On the weekends, Batle meal-preps the majority of his food for the coming week, individually packaging food for each meal. However, he prefers cooking a fresh breakfast in the morning, as part of his regular wake up routine. A typical breakfast of his includes eggs cooked over easy with either pancakes, brown rice or quinoa. After cooking, Batle said he usually catches up on news or reviews video tutorials related to projects he is working on.
Lentz’s mornings are dependent on the amount of sleep he gets. When well-rested, he likes to get up to make breakfast with eggs. This morning was different. When running late, Lentz typically pops a frozen waffle into the toaster to make it to class on time.
On the walk to Broad Art Center, Batle usually has his headphones on. ''It’s my opportunity to find new music or even put together a new music playlist depending on my mood,'' he said.
Lentz walks to Engineering IV from his apartment with minutes to spare before his 8 a.m. Mechanical and Aerospace Engineering 156A-1: ''Advanced Strength of Materials.''

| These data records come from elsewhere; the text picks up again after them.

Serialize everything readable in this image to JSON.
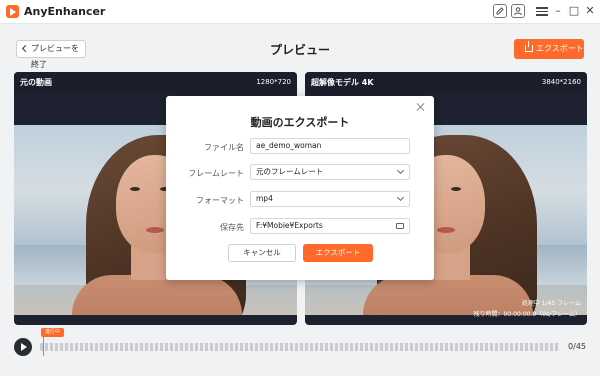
{
  "app": {
    "title": "AnyEnhancer"
  },
  "window_controls": {
    "minimize": "–",
    "maximize": "□",
    "close": "✕"
  },
  "header": {
    "back_label": "プレビューを終了",
    "title": "プレビュー",
    "export_label": "エクスポート"
  },
  "panels": {
    "left": {
      "title": "元の動画",
      "resolution": "1280*720"
    },
    "right": {
      "title": "超解像モデル 4K",
      "resolution": "3840*2160",
      "progress_text": "処理中 1/45 フレーム",
      "remaining_text": "残り時間：00:00:00.0（0s/フレーム）"
    }
  },
  "timeline": {
    "status_tag": "進行中",
    "counter": "0/45"
  },
  "dialog": {
    "title": "動画のエクスポート",
    "fields": {
      "filename": {
        "label": "ファイル名",
        "value": "ae_demo_woman"
      },
      "framerate": {
        "label": "フレームレート",
        "value": "元のフレームレート"
      },
      "format": {
        "label": "フォーマット",
        "value": "mp4"
      },
      "save_to": {
        "label": "保存先",
        "value": "F:¥Mobie¥Exports"
      }
    },
    "cancel_label": "キャンセル",
    "export_label": "エクスポート"
  },
  "colors": {
    "accent": "#ff6a2b",
    "panel_bg": "#1e2230"
  }
}
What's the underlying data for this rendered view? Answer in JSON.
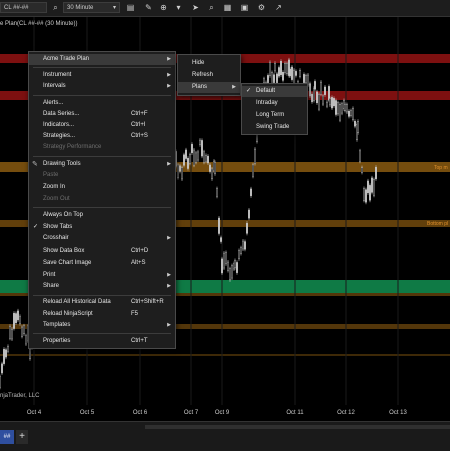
{
  "toolbar": {
    "instrument": "CL ##-##",
    "interval": "30 Minute",
    "icons": [
      "search-icon",
      "chevron-down-icon",
      "bar-chart-icon",
      "pencil-icon",
      "crosshair-icon",
      "cursor-icon",
      "zoom-icon",
      "properties-icon",
      "data-box-icon",
      "settings-icon",
      "expand-icon"
    ]
  },
  "chart": {
    "title": "e Plan(CL ##-## (30 Minute))",
    "copyright": "njaTrader, LLC",
    "x_labels": [
      "Oct 4",
      "Oct 5",
      "Oct 6",
      "Oct 7",
      "Oct 9",
      "Oct 11",
      "Oct 12",
      "Oct 13"
    ],
    "zones": {
      "top_label": "Top m",
      "bottom_label": "Bottom pl"
    },
    "colors": {
      "red": "#8b1212",
      "orange": "#8a5a10",
      "green": "#0f7a45",
      "candle": "#c8c8c8"
    }
  },
  "tabbar": {
    "tab_label": "##",
    "add_label": "+"
  },
  "context_menu": {
    "header": "Acme Trade Plan",
    "instrument": "Instrument",
    "intervals": "Intervals",
    "alerts": "Alerts...",
    "data_series": "Data Series...",
    "data_series_sc": "Ctrl+F",
    "indicators": "Indicators...",
    "indicators_sc": "Ctrl+I",
    "strategies": "Strategies...",
    "strategies_sc": "Ctrl+S",
    "strategy_performance": "Strategy Performance",
    "drawing_tools": "Drawing Tools",
    "paste": "Paste",
    "zoom_in": "Zoom In",
    "zoom_out": "Zoom Out",
    "always_on_top": "Always On Top",
    "show_tabs": "Show Tabs",
    "crosshair": "Crosshair",
    "show_data_box": "Show Data Box",
    "show_data_box_sc": "Ctrl+D",
    "save_chart_image": "Save Chart Image",
    "save_chart_image_sc": "Alt+S",
    "print": "Print",
    "share": "Share",
    "reload_historical": "Reload All Historical Data",
    "reload_historical_sc": "Ctrl+Shift+R",
    "reload_ninjascript": "Reload NinjaScript",
    "reload_ninjascript_sc": "F5",
    "templates": "Templates",
    "properties": "Properties",
    "properties_sc": "Ctrl+T"
  },
  "submenu_plan": {
    "hide": "Hide",
    "refresh": "Refresh",
    "plans": "Plans"
  },
  "submenu_plans": {
    "default": "Default",
    "intraday": "Intraday",
    "long_term": "Long Term",
    "swing_trade": "Swing Trade"
  }
}
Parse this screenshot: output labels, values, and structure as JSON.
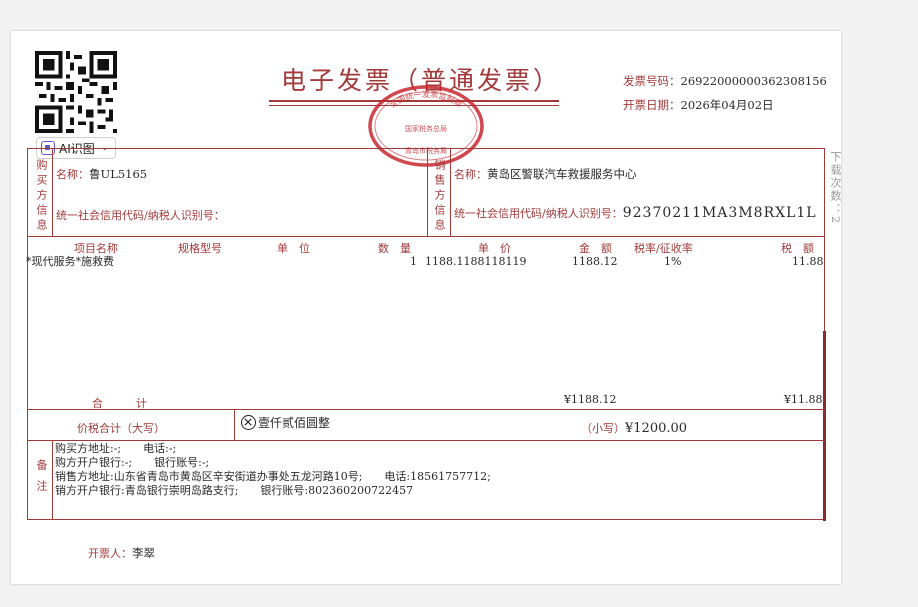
{
  "invoice": {
    "title": "电子发票（普通发票）",
    "stamp_text": {
      "outer": "全国统一发票监制章",
      "middle": "国家税务总局",
      "bottom": "青岛市税务局"
    },
    "number_label": "发票号码：",
    "number": "26922000000362308156",
    "date_label": "开票日期：",
    "date": "2026年04月02日",
    "download_count": "下载次数：2"
  },
  "ai_button": {
    "label": "AI识图"
  },
  "buyer": {
    "section_label": "购买方信息",
    "name_label": "名称：",
    "name": "鲁UL5165",
    "tax_id_label": "统一社会信用代码/纳税人识别号：",
    "tax_id": ""
  },
  "seller": {
    "section_label": "销售方信息",
    "name_label": "名称：",
    "name": "黄岛区警联汽车救援服务中心",
    "tax_id_label": "统一社会信用代码/纳税人识别号：",
    "tax_id": "92370211MA3M8RXL1L"
  },
  "items": {
    "headers": [
      "项目名称",
      "规格型号",
      "单　位",
      "数　量",
      "单　价",
      "金　额",
      "税率/征收率",
      "税　额"
    ],
    "rows": [
      {
        "name": "*现代服务*施救费",
        "spec": "",
        "unit": "",
        "qty": "1",
        "price": "1188.1188118119",
        "amount": "1188.12",
        "rate": "1%",
        "tax": "11.88"
      }
    ],
    "subtotal_label": "合　　　计",
    "subtotal_amount": "¥1188.12",
    "subtotal_tax": "¥11.88"
  },
  "total": {
    "label": "价税合计（大写）",
    "uppercase": "壹仟贰佰圆整",
    "small_label": "（小写）",
    "small": "¥1200.00"
  },
  "remarks": {
    "label": "备注",
    "lines": [
      "购买方地址:-;　　电话:-;",
      "购方开户银行:-;　　银行账号:-;",
      "销售方地址:山东省青岛市黄岛区辛安街道办事处五龙河路10号;　　电话:18561757712;",
      "销方开户银行:青岛银行崇明岛路支行;　　银行账号:802360200722457"
    ]
  },
  "issuer": {
    "label": "开票人：",
    "name": "李翠"
  }
}
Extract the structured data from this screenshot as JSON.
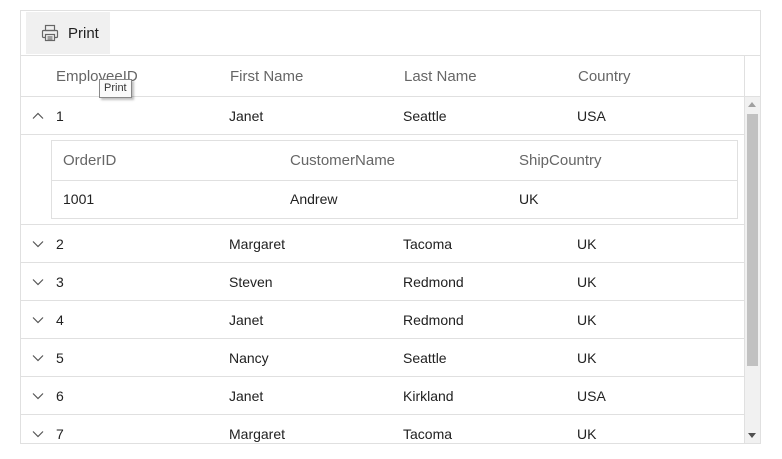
{
  "toolbar": {
    "print_label": "Print",
    "print_icon": "printer-icon",
    "tooltip": "Print"
  },
  "columns": [
    "EmployeeID",
    "First Name",
    "Last Name",
    "Country"
  ],
  "rows": [
    {
      "EmployeeID": "1",
      "FirstName": "Janet",
      "LastName": "Seattle",
      "Country": "USA",
      "expanded": true
    },
    {
      "EmployeeID": "2",
      "FirstName": "Margaret",
      "LastName": "Tacoma",
      "Country": "UK",
      "expanded": false
    },
    {
      "EmployeeID": "3",
      "FirstName": "Steven",
      "LastName": "Redmond",
      "Country": "UK",
      "expanded": false
    },
    {
      "EmployeeID": "4",
      "FirstName": "Janet",
      "LastName": "Redmond",
      "Country": "UK",
      "expanded": false
    },
    {
      "EmployeeID": "5",
      "FirstName": "Nancy",
      "LastName": "Seattle",
      "Country": "UK",
      "expanded": false
    },
    {
      "EmployeeID": "6",
      "FirstName": "Janet",
      "LastName": "Kirkland",
      "Country": "USA",
      "expanded": false
    },
    {
      "EmployeeID": "7",
      "FirstName": "Margaret",
      "LastName": "Tacoma",
      "Country": "UK",
      "expanded": false
    }
  ],
  "detail": {
    "columns": [
      "OrderID",
      "CustomerName",
      "ShipCountry"
    ],
    "rows": [
      {
        "OrderID": "1001",
        "CustomerName": "Andrew",
        "ShipCountry": "UK"
      }
    ]
  },
  "colors": {
    "border": "#e0e0e0",
    "header_text": "#666666",
    "cell_text": "#212121",
    "button_bg": "#f0f0f0",
    "scrollbar_thumb": "#c1c1c1"
  },
  "icons": {
    "expand": "chevron-down-icon",
    "collapse": "chevron-up-icon"
  }
}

Batle said he spends more time at the Broad Art Center than anywhere else. Every day, he brings lunch and dinner to campus, with the expectation that he will be working in the studio into the night.
Lentz heads to the Student Creativity Center lab to machine the rear brake mount for Bruin Racing’s race car SuperMileage Vehicle. UCLA’s SuperMileage is an engineering organization that builds competitive race cars.
One project that Batle is working on is an augmented reality application that connects digital and physical spaces.
Lentz continues to work on SMV. ''This year we were able to get 563 miles per gallon,'' said Lentz. ''My role this year was to serve as the powertrain and electronic fuel injection lead to make sure the engine is capable of running and transmitting power to the drive wheel.''
Batle is currently working on creating a game in Broad Art Center’s fabrication lab.
This small, yet integral, piece keeps the rear brake securely attached to the vehicle when the drive attempts to stop. Using this caliper, Lentz precisely ensures that the piece can fit onto the vehicle.
Batle utilized the lab’s vinyl and laser cutter to produce the pieces that he is putting together.
Lentz squeezes in study time between working on the car and the SMV meeting. ''There are times when I feel like I need to spend every waking moment of my life studying or working on SMV,'' he said. ''However, I love learning and building things that make a good portion of my workload exciting and fun. If I didn’t love what I was doing, I don’t think I would be able to get through it.''
Batle is working on the project to bring it to IndieCade, with the hopes of getting it picked up and produced by a company.
Lentz spends the last portion of his day with the SMV team members, finalizing the plan for their annual racing competition. ''Sometimes, books can’t teach you everything you need to know. Sometimes, you really just need to go out and get your hands dirty to really understand how things work. SMV has given me this opportunity,'' said Lentz.